ACTIVITY:
Your answer should consist of the lines below that hold the word "SPECIFICATIONS".
────────
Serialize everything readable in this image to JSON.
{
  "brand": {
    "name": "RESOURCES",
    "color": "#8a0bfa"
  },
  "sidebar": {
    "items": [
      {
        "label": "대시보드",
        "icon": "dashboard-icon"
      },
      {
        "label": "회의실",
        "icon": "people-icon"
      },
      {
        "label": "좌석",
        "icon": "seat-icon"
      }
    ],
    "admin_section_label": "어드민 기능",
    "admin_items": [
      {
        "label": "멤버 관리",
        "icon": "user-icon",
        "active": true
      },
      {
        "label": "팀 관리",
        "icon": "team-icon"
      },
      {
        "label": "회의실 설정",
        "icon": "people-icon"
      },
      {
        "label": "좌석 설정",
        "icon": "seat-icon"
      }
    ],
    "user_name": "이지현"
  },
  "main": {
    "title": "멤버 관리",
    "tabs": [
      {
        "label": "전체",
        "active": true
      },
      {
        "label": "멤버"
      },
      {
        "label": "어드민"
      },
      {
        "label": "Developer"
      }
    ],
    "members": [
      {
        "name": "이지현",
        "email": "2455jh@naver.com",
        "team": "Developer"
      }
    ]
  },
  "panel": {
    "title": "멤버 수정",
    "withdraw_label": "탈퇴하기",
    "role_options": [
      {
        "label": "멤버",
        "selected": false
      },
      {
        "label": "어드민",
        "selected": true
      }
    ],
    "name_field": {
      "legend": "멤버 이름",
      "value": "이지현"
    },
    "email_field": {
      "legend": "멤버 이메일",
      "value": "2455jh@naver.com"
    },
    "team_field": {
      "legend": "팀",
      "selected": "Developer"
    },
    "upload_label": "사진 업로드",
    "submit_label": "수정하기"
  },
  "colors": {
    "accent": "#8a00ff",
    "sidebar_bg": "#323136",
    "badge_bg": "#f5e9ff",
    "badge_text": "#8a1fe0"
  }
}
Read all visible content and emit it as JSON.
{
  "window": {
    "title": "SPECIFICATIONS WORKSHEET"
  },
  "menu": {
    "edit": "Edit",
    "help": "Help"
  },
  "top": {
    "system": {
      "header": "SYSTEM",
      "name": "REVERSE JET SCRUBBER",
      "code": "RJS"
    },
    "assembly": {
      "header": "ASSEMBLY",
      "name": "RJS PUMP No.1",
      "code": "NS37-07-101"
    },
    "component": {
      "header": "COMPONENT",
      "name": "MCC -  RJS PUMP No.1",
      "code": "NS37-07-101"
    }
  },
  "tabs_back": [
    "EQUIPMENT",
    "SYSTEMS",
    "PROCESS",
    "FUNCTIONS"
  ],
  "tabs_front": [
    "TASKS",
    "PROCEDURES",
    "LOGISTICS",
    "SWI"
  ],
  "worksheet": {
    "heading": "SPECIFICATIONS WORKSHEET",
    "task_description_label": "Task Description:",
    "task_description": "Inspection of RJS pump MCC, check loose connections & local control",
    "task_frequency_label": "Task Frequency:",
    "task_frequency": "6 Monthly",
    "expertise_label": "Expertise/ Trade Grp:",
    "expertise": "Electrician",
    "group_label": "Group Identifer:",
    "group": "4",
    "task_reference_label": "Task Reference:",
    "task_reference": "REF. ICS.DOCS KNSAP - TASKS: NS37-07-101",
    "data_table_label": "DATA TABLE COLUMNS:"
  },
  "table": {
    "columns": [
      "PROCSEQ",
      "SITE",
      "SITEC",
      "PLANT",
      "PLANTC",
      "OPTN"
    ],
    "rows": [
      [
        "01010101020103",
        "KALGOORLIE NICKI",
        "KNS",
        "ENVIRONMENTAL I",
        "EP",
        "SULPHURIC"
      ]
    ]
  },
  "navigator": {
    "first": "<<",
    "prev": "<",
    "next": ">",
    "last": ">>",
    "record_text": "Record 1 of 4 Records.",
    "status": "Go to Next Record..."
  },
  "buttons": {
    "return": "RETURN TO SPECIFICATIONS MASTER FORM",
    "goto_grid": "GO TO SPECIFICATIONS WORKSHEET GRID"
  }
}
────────
WORKED SOLUTION:
    "title": "SPECIFICATIONS WORKSHEET"
    "heading": "SPECIFICATIONS WORKSHEET",
    "return": "RETURN TO SPECIFICATIONS MASTER FORM",
    "goto_grid": "GO TO SPECIFICATIONS WORKSHEET GRID"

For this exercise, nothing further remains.